I spent a large part of Friday at the count of the County Council Vote from Stafford. In Stafford as in so many other parts of the county the Labour vote has been badly hit.
The interesting thing about being at a count is that you see the boxes being opened and you see the faces of the participants as the voting slips are unfolded.
The candidates and their supporters, like myself have spent months out there on the doorstep, talking to people, listening to their concerns, helping people to look beyond the headlines, and making judgements about how the votes lie. The faces of the Conservative candidates during the course of count showed pleasure that the votes were falling their way, but also real anxiety at the fragmentation of the vote.
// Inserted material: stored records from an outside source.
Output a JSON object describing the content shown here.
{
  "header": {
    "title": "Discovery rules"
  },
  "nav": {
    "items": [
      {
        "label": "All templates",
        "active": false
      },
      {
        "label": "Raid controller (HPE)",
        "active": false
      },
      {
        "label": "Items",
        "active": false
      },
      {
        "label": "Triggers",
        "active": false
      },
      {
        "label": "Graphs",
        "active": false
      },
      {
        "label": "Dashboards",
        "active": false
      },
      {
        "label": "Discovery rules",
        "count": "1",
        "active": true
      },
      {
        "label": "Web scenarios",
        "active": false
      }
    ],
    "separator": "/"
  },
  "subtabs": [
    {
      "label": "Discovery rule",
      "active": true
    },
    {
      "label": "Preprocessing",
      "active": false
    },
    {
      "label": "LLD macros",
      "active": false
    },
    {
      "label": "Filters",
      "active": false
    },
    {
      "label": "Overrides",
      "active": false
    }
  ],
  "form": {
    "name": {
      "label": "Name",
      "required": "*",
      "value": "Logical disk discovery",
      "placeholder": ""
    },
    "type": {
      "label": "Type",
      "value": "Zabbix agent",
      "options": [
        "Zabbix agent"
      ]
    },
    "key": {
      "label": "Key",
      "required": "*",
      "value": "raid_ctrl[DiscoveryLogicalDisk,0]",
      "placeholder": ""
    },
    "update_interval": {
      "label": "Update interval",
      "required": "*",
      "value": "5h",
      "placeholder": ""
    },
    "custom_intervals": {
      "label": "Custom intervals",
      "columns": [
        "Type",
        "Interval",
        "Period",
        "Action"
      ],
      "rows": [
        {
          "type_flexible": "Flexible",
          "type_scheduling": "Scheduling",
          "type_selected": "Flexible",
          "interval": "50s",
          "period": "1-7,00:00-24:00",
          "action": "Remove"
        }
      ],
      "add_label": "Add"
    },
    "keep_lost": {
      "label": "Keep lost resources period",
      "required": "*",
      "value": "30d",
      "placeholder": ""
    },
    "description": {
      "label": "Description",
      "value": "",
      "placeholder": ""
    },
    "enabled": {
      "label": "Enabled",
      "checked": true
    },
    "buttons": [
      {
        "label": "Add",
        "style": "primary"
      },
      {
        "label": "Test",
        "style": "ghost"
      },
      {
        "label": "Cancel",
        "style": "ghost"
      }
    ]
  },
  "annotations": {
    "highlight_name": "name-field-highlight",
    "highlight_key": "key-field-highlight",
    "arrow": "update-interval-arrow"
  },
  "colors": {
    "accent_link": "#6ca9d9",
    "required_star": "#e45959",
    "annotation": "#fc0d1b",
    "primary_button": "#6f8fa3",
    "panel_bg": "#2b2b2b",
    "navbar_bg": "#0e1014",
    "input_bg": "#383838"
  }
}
Firstly let me say thank you to over 5000 Stafford voters who came out and voted Labour in this most difficult of elections. I was grateful on behalf of the councillors who have worked so hard for you over the years, and I was also grateful for myself. As I watched your votes pile up in the baskets this made me feel that it was worth-while to have given my own time for this. We may not have been able to win on this occasion, but I know how many of the people I met on the doorstep over the course of this campaign really believe strongly in the values of a fair society. This is important. It is worth fighting for.
The votes that tumbled out of the ballot boxes reflected what I had seen on the doorstep. Many people were confused and angry about the expenses stories. They blamed Labour because Labour is in power. Most of the people I spoke to were not willing to vote Conservative, and the six way split of the vote was pretty well as I expected. Most of these people were simply registering a protest, with no expectation of “winning”.
The serious problem that the Conservatives have is that they are now committed to carrying out their program with the active support of no more than 16% of the electorate of Stafford. Over 22% voted against. The rest stayed at home. (Country wide the Conservative vote is down by 6% since the last County Council Elections) The serious problem for us as a community is that for the next 4 years, there will be no effective opposition within the country council. A vote made in a moment of public anger, whipped up by the media, has had some pretty big consequences.
Large majorities on a small electoral base are not a good thing, either for themselves or the community. I believe it will be necessary for us as a community to develop effective ways of scrutinising the work of the county council and challenging them if necessary. I am interested in spending some time looking at ways to make this possible, and I invite other people to join me in this.